You also stated “my chosen breed, The Morgan Horse, has no color variation – until recent years of breeding for color.” This is not an accurate statement. Color has always existed in Morgans. It was discriminated against in the east, but western breeders had no such prejudices, and so the various color genes survived (except for true roan, unfortunately). With the repeal of the White Rule (1962-1995), homozygous creams as well as pintos with high white and blue eyes could be registered, and were. These colors did not all of a sudden appear, however; they’ve been there all along and due to their genetics, can go unseen for generations- in the case of splash, in seemingly “solid” individuals, or hidden under black, in the case of cream.
I know that in my own tiny breeding program, good hips and good feet (as you cite in your blog), along with Morgan type and temperament, are paramount. Color may or may not happen, and I am ok with that; a good horse is never a bad color. I hope my farm website illustrates this. If you are ever in the Atlanta area, you are welcome to visit and see them in person.
Dawndi, Actually I was hoping for more white than either parent had. Color has been in Morgans since the beginning and unfortunately bred against with some success. Many of “color” were mis-registered as something else just to be able to be registered. I also prefer my Morgans to be gaited-another recessive characteristic that has been denied or bred against that has been in the gene pool of Morgans from the beginning. Genetic testing for both color and gait are available and will be beneficial for breeders looking to breed for or against either characteristics.
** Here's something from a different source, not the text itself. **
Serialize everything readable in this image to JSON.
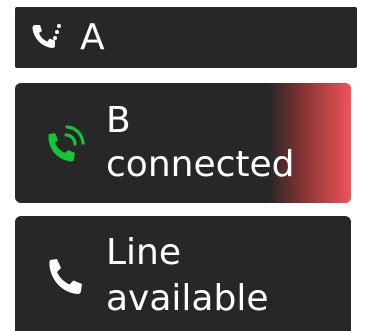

Hi Kathleen! What a nice surprise for you!
My point was not that colored Morgans are not registered Morgans. My point was that it is difficult to get a colored Morgan with great conformation and temperament quickly if you are breeding for color. That’s all. It takes generations to create a formally non-colored breed into a colored breed with all the conformational assets of the breed standard. Clearly, this was a surprise and you were not breeding for color.
I am the owner of the loud pinto Morgan you “suspect” was what? Not Morgan? She is 99.4% foundation breeding-very little outside blood and neither sire/dam had very much white. She was a total suprise and I was thrilled. I tested her for all known pinto patterns when she was foaled May 2010, she was negative. When the splash test became available she was tested for that and it was determined she is SW1/SW1. She is not what I consider a perfect Morgan, she has her faults, but few rarely are-especially in light of the different disciplines being bred for and the specific characteristics required for the show world winner. She IS a registered Morgan qualified by DNA, and exhibits the wonderful disposition Morgans used to be known for along with an all purpose conformation.